▶ **ABOUT THIS TASK**:
Please copy exactly the lines that begin with the one containing "Enumerate this screenshot's" and end with the last line of the entries.

▶ **MATERIAL FOR THE TASK**:
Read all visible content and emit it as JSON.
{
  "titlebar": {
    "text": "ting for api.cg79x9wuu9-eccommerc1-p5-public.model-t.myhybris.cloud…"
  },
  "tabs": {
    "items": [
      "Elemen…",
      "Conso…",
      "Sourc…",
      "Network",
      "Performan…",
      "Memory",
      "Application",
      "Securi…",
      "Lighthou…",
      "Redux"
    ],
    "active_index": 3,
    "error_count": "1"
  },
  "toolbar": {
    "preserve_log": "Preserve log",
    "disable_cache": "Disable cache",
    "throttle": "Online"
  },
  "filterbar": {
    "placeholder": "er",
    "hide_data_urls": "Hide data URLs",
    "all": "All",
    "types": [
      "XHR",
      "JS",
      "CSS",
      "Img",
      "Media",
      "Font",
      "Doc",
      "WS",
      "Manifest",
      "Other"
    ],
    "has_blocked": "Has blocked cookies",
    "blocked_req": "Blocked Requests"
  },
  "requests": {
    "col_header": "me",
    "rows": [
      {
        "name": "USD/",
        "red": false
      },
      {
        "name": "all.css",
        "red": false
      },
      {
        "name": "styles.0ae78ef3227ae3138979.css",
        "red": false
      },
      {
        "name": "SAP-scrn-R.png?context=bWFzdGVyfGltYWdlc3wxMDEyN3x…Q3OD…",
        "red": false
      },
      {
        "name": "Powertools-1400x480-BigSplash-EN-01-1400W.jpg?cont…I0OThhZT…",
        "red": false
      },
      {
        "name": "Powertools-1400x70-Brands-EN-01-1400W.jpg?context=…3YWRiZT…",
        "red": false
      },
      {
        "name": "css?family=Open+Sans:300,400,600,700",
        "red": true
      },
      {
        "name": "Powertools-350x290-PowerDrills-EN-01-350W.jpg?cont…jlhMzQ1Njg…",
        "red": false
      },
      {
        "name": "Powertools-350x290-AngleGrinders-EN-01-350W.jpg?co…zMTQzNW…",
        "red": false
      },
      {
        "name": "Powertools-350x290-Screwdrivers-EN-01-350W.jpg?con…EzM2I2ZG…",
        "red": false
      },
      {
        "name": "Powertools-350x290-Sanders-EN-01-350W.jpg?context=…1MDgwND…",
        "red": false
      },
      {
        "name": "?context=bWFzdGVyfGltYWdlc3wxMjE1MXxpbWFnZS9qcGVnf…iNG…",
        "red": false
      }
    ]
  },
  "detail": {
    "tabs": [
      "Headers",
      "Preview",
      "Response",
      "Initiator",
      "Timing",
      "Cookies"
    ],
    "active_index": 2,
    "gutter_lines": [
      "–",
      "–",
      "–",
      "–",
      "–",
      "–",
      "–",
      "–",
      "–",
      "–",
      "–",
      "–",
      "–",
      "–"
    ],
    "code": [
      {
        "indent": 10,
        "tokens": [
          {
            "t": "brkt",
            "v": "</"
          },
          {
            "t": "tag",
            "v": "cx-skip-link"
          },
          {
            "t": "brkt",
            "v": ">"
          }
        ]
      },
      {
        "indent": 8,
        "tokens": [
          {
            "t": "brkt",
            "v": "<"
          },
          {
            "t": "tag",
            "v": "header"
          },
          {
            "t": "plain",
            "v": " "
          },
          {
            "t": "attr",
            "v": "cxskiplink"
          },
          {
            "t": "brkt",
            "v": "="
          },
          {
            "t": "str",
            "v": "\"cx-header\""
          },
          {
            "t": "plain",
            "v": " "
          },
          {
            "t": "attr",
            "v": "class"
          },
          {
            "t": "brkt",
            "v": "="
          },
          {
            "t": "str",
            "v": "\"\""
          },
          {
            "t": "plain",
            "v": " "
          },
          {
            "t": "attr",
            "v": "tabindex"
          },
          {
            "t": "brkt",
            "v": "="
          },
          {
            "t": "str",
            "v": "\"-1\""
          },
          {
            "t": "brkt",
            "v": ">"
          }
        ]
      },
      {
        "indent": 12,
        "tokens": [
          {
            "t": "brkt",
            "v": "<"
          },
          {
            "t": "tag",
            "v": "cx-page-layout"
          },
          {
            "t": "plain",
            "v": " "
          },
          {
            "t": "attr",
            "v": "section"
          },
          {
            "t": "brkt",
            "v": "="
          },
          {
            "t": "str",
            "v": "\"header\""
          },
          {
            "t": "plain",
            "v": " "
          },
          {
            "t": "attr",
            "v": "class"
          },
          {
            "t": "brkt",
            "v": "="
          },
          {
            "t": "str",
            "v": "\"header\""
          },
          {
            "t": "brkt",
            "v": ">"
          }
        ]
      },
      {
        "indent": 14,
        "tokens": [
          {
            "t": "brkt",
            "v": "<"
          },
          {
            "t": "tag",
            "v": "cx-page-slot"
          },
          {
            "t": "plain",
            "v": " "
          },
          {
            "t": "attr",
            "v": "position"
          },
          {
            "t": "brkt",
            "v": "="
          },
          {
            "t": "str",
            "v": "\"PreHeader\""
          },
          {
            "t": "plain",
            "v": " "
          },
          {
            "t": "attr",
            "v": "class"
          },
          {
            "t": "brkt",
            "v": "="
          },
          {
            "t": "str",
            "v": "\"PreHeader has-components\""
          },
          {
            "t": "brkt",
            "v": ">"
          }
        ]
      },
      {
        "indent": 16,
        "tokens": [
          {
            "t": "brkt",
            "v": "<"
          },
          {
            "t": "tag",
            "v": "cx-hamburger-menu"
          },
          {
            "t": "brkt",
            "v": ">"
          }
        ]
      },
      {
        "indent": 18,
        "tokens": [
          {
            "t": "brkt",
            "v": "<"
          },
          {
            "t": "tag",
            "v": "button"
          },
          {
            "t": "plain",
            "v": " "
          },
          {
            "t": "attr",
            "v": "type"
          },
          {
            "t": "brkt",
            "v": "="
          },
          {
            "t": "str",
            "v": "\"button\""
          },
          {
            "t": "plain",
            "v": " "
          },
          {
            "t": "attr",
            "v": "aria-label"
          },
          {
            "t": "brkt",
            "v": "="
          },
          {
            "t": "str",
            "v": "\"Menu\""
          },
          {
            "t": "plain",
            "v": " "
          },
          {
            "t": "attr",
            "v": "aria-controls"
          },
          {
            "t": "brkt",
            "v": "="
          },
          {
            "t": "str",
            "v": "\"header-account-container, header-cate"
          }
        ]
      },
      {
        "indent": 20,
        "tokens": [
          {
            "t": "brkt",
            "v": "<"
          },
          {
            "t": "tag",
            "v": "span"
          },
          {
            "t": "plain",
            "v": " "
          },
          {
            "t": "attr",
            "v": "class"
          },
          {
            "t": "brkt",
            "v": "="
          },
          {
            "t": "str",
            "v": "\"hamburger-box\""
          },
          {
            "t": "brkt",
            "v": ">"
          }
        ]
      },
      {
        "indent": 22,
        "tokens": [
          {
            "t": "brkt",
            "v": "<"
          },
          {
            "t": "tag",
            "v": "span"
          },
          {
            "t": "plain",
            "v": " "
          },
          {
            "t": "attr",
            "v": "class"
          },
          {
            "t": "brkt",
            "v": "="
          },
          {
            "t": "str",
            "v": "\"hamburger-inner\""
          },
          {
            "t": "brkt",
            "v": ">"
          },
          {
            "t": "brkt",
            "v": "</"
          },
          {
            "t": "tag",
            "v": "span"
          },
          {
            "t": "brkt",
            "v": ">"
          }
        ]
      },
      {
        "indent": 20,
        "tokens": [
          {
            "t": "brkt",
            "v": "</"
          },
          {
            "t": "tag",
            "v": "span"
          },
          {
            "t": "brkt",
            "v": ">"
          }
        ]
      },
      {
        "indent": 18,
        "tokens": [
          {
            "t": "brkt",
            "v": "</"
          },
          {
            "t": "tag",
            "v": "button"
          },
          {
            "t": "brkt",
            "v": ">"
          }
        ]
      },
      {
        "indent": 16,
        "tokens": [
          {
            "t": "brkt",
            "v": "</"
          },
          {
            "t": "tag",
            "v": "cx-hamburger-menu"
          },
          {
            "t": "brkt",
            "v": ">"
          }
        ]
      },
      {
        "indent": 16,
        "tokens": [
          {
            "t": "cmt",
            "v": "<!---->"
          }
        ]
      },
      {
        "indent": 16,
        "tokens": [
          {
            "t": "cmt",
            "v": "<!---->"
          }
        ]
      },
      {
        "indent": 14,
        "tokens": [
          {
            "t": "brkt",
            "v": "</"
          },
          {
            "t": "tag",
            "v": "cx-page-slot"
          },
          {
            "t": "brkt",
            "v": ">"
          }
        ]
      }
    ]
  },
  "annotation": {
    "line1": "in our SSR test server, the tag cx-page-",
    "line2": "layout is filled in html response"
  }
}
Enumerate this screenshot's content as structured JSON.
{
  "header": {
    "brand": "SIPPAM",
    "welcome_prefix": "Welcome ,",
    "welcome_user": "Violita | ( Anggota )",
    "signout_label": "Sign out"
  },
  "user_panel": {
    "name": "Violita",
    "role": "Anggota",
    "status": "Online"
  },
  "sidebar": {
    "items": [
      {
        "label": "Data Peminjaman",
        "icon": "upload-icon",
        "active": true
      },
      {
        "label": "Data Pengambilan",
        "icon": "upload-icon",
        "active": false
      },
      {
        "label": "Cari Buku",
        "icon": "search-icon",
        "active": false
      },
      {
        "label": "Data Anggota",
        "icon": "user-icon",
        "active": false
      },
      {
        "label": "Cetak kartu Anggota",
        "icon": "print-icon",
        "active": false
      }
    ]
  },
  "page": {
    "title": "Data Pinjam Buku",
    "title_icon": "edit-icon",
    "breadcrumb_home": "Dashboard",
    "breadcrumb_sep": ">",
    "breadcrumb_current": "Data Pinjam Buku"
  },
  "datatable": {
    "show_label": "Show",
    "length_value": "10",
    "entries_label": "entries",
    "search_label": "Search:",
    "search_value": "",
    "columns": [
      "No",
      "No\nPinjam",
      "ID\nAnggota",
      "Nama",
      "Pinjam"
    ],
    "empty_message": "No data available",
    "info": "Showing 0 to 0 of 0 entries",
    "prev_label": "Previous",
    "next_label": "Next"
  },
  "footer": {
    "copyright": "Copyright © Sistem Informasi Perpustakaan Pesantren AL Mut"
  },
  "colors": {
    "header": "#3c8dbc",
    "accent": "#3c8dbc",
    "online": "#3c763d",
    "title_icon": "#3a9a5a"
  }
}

▶ **TASK ANSWER**:
Enumerate this screenshot's content as structured JSON.
{
  "header": {
    "brand": "SIPPAM",
    "welcome_prefix": "Welcome ,",
    "welcome_user": "Violita | ( Anggota )",
    "signout_label": "Sign out"
  },
  "user_panel": {
    "name": "Violita",
    "role": "Anggota",
    "status": "Online"
  },
  "sidebar": {
    "items": [
      {
        "label": "Data Peminjaman",
        "icon": "upload-icon",
        "active": true
      },
      {
        "label": "Data Pengambilan",
        "icon": "upload-icon",
        "active": false
      },
      {
        "label": "Cari Buku",
        "icon": "search-icon",
        "active": false
      },
      {
        "label": "Data Anggota",
        "icon": "user-icon",
        "active": false
      },
      {
        "label": "Cetak kartu Anggota",
        "icon": "print-icon",
        "active": false
      }
    ]
  },
  "page": {
    "title": "Data Pinjam Buku",
    "title_icon": "edit-icon",
    "breadcrumb_home": "Dashboard",
    "breadcrumb_sep": ">",
    "breadcrumb_current": "Data Pinjam Buku"
  },
  "datatable": {
    "show_label": "Show",
    "length_value": "10",
    "entries_label": "entries",
    "search_label": "Search:",
    "search_value": "",
    "columns": [
      "No",
      "No\nPinjam",
      "ID\nAnggota",
      "Nama",
      "Pinjam"
    ],
    "empty_message": "No data available",
    "info": "Showing 0 to 0 of 0 entries",
    "prev_label": "Previous",
    "next_label": "Next"
  },
  "footer": {
    "copyright": "Copyright © Sistem Informasi Perpustakaan Pesantren AL Mut"
  },
  "colors": {
    "header": "#3c8dbc",
    "accent": "#3c8dbc",
    "online": "#3c763d",
    "title_icon": "#3a9a5a"
  }
}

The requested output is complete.